Jordan Yono and Paul Bitetti were both multi-year starters, and though Bitetti will be on the staff as an undergraduate assistant, it would feel a whole lot better if he was able to actually suit up. Will Kane started every game alongside that duo as a sophomore last year, and will now have to be the lynchpin of the defense. Sophomore Sam Horton (who started one game in Bitetti’s stead last year) is a potential starter, as well. He appears to be physically ready at 6-1, 192. Tracis Sparling is listed as a redshirt freshman, but that’s a mistake (he’s a redshirt sophomore), and although he didn’t do much statistically last Spring, he saw action in 11 games, at least. It’s possible that one of the aforementioned LSMs joins the unit, or that there’s a position-switch starter here. Either way, the unit around him is going to have question marks.

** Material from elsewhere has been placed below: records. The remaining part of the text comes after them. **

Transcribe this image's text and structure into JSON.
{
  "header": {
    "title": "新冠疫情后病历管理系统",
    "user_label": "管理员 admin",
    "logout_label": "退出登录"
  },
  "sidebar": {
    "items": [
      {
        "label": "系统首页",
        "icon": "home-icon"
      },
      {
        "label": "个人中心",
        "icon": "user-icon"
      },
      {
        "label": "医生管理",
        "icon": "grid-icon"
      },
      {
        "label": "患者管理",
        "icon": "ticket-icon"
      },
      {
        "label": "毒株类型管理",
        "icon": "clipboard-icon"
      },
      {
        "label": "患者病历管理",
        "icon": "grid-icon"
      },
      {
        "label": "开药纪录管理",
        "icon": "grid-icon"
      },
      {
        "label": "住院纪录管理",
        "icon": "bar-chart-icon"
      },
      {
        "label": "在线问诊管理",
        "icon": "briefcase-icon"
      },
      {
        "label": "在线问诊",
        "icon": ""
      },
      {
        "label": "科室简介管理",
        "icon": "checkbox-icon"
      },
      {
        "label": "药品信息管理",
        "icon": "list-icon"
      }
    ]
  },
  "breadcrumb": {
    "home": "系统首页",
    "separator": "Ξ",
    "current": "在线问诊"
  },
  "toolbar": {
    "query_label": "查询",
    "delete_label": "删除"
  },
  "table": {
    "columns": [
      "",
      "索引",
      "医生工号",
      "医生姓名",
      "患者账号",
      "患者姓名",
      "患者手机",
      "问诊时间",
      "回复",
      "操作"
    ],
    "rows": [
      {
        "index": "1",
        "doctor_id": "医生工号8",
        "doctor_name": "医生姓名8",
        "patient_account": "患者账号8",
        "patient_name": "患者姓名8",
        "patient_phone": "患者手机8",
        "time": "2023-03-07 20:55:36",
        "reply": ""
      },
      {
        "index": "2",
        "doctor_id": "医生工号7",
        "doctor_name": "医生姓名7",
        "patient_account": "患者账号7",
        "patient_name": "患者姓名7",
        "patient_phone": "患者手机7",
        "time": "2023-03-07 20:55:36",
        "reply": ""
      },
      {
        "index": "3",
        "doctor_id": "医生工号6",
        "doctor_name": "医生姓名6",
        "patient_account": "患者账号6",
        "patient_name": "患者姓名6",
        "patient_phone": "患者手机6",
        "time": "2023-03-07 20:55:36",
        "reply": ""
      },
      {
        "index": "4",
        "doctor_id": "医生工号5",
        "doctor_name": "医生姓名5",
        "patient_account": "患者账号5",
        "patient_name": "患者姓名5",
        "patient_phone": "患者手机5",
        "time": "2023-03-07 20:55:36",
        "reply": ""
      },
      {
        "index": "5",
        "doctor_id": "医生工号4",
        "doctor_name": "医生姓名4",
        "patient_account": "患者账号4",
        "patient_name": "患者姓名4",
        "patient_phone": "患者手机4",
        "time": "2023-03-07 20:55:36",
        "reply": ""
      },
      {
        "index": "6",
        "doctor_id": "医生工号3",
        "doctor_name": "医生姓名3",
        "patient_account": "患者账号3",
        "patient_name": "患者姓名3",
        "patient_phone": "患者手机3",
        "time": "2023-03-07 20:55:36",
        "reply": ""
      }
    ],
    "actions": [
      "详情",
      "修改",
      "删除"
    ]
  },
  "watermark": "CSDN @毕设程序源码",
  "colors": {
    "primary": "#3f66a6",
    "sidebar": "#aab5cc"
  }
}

Fortunately for a close defense that will take a little while to come together, they have perhaps the best goalie in the country backing them up. I’ve made it no secret my opinion of Weber’s talent, and although his save percentage is good-not-spectacular (.541), he’s doing it behind the defense described above, not wave after wave of IL top-100 recruits like most of the other keepers near the top of the national rankings in the stat.

Weber should be able to steal some games as long as the defense in front of him manages to jell at some point. It’s gong to be a tough task, but he’s one of the best shot-stoppers nationally. That’s al you can ask for (well, not all: he’s been a liability in the clearing game at times, though experience should help).

The backup role is officially a question mark, with neither sophomore Michael Turnbull nor freshman Logan Shamblin having seen playing time yet. We’ll see if Weber can remain effective and in the good graces of his coaches enough to keep the backups irrelevant.


The offense should take huge strides with most of the top players back. The defense is going to be a huge question mark with very few of the top players back.

Where Detroit will probably win and lose games is in possession. They’ve been turnover-happy since time immemorial, even when they have players from geographic areas that would lead you to believe they’ll have good sticks and solid decision-making (such as the Canadians and Long Islanders we’ve seen a good number of over the years). Those turnovers give away an offensive possession and produce fast-break opportunities for opponents. Those are two things the Titans can’t afford.

The heavy ride and aggressive defense have faded in the past couple seasons with Chris Kolon’s staff taking full control of the program, which is sad in terms of how much fun they are, but should theoretically result in a little more stability on defense and offense: if your philosophy is chaos, your games are going to be chaotic.

Is a less chaotic team worth it if they’re not turning that stability into more wins? I don’t think the question is going to be relevant this year with a step forward.

The opportunity

Unless the defense just can’t get it done, I don’t see a way this team finishes sixth in the MAAC. They seem to get doubted in the pre-season poll each and every year, and while they’ve yet to win the conference outright in the regular season (their only championship was the tournament title in 2013 that saw them make a serious play to upset Notre Dame in the NCAA Tournament), they tend to outperform those low expectations.

A couple wins in the MAAC is hardly a lofty goal, but it would probably be more than most expect of the Titans. Winning enough games (typically three) to make it into the conference championship is totally reasonable. The non-conference schedule has both games that look pretty tough (Ohio State, Marquette, Air Force) and what should be chances to rack up wins (Mercer, Bellarmine, Cleveland State) mixed in with what should be a competitive bunch.

A winning record and a trip back to the MAAC Championships would be a very nice season for the Titans.

This entry was posted in division 1 and tagged . Bookmark the permalink.